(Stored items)

#####

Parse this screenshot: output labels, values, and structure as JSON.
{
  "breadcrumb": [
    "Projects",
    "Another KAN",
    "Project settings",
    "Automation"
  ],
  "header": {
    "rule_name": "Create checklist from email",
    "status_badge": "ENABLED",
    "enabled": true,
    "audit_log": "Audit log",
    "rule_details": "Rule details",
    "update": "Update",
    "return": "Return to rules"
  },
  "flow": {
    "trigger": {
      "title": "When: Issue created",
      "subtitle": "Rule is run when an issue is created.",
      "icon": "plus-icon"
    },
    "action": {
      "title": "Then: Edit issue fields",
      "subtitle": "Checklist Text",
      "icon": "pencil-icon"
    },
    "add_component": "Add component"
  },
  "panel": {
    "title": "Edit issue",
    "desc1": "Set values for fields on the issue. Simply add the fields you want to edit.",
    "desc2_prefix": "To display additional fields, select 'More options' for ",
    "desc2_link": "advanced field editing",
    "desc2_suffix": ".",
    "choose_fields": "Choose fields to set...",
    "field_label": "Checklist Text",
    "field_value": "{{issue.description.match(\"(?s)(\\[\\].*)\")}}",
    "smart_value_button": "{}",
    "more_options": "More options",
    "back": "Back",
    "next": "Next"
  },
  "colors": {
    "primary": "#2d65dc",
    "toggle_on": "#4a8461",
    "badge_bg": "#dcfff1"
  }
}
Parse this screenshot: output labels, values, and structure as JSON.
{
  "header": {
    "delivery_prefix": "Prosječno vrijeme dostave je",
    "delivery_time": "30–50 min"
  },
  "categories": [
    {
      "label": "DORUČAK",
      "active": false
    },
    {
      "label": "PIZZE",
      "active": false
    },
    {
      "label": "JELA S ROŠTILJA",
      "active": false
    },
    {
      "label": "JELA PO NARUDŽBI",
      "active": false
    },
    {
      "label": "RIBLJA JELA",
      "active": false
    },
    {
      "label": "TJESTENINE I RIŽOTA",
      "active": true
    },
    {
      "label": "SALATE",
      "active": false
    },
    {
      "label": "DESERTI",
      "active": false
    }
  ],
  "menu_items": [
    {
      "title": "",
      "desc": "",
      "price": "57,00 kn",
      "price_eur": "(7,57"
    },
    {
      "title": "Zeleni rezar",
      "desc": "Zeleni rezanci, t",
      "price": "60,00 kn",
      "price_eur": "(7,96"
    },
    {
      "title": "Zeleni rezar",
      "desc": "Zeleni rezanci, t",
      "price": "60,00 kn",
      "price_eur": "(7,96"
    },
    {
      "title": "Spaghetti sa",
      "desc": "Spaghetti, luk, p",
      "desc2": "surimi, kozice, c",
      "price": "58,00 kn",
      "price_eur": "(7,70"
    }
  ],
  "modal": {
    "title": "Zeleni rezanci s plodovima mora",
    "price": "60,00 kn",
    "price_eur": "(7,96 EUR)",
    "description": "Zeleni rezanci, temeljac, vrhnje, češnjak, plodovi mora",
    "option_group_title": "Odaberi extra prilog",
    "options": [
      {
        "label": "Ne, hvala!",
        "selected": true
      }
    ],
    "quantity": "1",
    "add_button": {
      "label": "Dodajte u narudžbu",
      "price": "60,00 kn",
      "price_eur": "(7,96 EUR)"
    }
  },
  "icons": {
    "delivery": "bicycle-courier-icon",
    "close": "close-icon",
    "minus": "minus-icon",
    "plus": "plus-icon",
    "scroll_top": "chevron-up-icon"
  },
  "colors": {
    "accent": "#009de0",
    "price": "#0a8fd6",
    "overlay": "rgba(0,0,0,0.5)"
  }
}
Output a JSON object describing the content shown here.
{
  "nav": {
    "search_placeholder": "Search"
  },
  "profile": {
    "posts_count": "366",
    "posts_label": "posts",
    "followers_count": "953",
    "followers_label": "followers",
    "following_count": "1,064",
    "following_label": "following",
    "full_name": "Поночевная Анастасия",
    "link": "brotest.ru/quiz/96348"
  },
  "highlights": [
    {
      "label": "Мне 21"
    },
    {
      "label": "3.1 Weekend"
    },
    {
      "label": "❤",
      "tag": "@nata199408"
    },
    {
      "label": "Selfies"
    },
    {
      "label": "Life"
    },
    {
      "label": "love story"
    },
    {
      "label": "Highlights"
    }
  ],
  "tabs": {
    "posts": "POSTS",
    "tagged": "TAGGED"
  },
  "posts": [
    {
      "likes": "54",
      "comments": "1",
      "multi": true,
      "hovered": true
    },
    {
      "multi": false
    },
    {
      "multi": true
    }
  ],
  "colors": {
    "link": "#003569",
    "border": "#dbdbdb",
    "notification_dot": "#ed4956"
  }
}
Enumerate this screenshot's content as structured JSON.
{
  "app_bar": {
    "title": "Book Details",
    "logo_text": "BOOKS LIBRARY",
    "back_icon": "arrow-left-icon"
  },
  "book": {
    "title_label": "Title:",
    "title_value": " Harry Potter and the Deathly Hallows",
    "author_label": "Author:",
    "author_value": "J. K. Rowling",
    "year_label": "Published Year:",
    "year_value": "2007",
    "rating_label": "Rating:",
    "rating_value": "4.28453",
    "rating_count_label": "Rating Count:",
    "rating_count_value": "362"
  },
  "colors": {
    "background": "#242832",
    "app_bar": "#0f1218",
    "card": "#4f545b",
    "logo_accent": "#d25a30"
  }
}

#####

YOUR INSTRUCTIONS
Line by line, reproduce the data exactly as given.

THE COMPLETED TASK
Parse this screenshot: output labels, values, and structure as JSON.
{
  "breadcrumb": [
    "Projects",
    "Another KAN",
    "Project settings",
    "Automation"
  ],
  "header": {
    "rule_name": "Create checklist from email",
    "status_badge": "ENABLED",
    "enabled": true,
    "audit_log": "Audit log",
    "rule_details": "Rule details",
    "update": "Update",
    "return": "Return to rules"
  },
  "flow": {
    "trigger": {
      "title": "When: Issue created",
      "subtitle": "Rule is run when an issue is created.",
      "icon": "plus-icon"
    },
    "action": {
      "title": "Then: Edit issue fields",
      "subtitle": "Checklist Text",
      "icon": "pencil-icon"
    },
    "add_component": "Add component"
  },
  "panel": {
    "title": "Edit issue",
    "desc1": "Set values for fields on the issue. Simply add the fields you want to edit.",
    "desc2_prefix": "To display additional fields, select 'More options' for ",
    "desc2_link": "advanced field editing",
    "desc2_suffix": ".",
    "choose_fields": "Choose fields to set...",
    "field_label": "Checklist Text",
    "field_value": "{{issue.description.match(\"(?s)(\\[\\].*)\")}}",
    "smart_value_button": "{}",
    "more_options": "More options",
    "back": "Back",
    "next": "Next"
  },
  "colors": {
    "primary": "#2d65dc",
    "toggle_on": "#4a8461",
    "badge_bg": "#dcfff1"
  }
}
Parse this screenshot: output labels, values, and structure as JSON.
{
  "header": {
    "delivery_prefix": "Prosječno vrijeme dostave je",
    "delivery_time": "30–50 min"
  },
  "categories": [
    {
      "label": "DORUČAK",
      "active": false
    },
    {
      "label": "PIZZE",
      "active": false
    },
    {
      "label": "JELA S ROŠTILJA",
      "active": false
    },
    {
      "label": "JELA PO NARUDŽBI",
      "active": false
    },
    {
      "label": "RIBLJA JELA",
      "active": false
    },
    {
      "label": "TJESTENINE I RIŽOTA",
      "active": true
    },
    {
      "label": "SALATE",
      "active": false
    },
    {
      "label": "DESERTI",
      "active": false
    }
  ],
  "menu_items": [
    {
      "title": "",
      "desc": "",
      "price": "57,00 kn",
      "price_eur": "(7,57"
    },
    {
      "title": "Zeleni rezar",
      "desc": "Zeleni rezanci, t",
      "price": "60,00 kn",
      "price_eur": "(7,96"
    },
    {
      "title": "Zeleni rezar",
      "desc": "Zeleni rezanci, t",
      "price": "60,00 kn",
      "price_eur": "(7,96"
    },
    {
      "title": "Spaghetti sa",
      "desc": "Spaghetti, luk, p",
      "desc2": "surimi, kozice, c",
      "price": "58,00 kn",
      "price_eur": "(7,70"
    }
  ],
  "modal": {
    "title": "Zeleni rezanci s plodovima mora",
    "price": "60,00 kn",
    "price_eur": "(7,96 EUR)",
    "description": "Zeleni rezanci, temeljac, vrhnje, češnjak, plodovi mora",
    "option_group_title": "Odaberi extra prilog",
    "options": [
      {
        "label": "Ne, hvala!",
        "selected": true
      }
    ],
    "quantity": "1",
    "add_button": {
      "label": "Dodajte u narudžbu",
      "price": "60,00 kn",
      "price_eur": "(7,96 EUR)"
    }
  },
  "icons": {
    "delivery": "bicycle-courier-icon",
    "close": "close-icon",
    "minus": "minus-icon",
    "plus": "plus-icon",
    "scroll_top": "chevron-up-icon"
  },
  "colors": {
    "accent": "#009de0",
    "price": "#0a8fd6",
    "overlay": "rgba(0,0,0,0.5)"
  }
}
Output a JSON object describing the content shown here.
{
  "nav": {
    "search_placeholder": "Search"
  },
  "profile": {
    "posts_count": "366",
    "posts_label": "posts",
    "followers_count": "953",
    "followers_label": "followers",
    "following_count": "1,064",
    "following_label": "following",
    "full_name": "Поночевная Анастасия",
    "link": "brotest.ru/quiz/96348"
  },
  "highlights": [
    {
      "label": "Мне 21"
    },
    {
      "label": "3.1 Weekend"
    },
    {
      "label": "❤",
      "tag": "@nata199408"
    },
    {
      "label": "Selfies"
    },
    {
      "label": "Life"
    },
    {
      "label": "love story"
    },
    {
      "label": "Highlights"
    }
  ],
  "tabs": {
    "posts": "POSTS",
    "tagged": "TAGGED"
  },
  "posts": [
    {
      "likes": "54",
      "comments": "1",
      "multi": true,
      "hovered": true
    },
    {
      "multi": false
    },
    {
      "multi": true
    }
  ],
  "colors": {
    "link": "#003569",
    "border": "#dbdbdb",
    "notification_dot": "#ed4956"
  }
}
Enumerate this screenshot's content as structured JSON.
{
  "app_bar": {
    "title": "Book Details",
    "logo_text": "BOOKS LIBRARY",
    "back_icon": "arrow-left-icon"
  },
  "book": {
    "title_label": "Title:",
    "title_value": " Harry Potter and the Deathly Hallows",
    "author_label": "Author:",
    "author_value": "J. K. Rowling",
    "year_label": "Published Year:",
    "year_value": "2007",
    "rating_label": "Rating:",
    "rating_value": "4.28453",
    "rating_count_label": "Rating Count:",
    "rating_count_value": "362"
  },
  "colors": {
    "background": "#242832",
    "app_bar": "#0f1218",
    "card": "#4f545b",
    "logo_accent": "#d25a30"
  }
}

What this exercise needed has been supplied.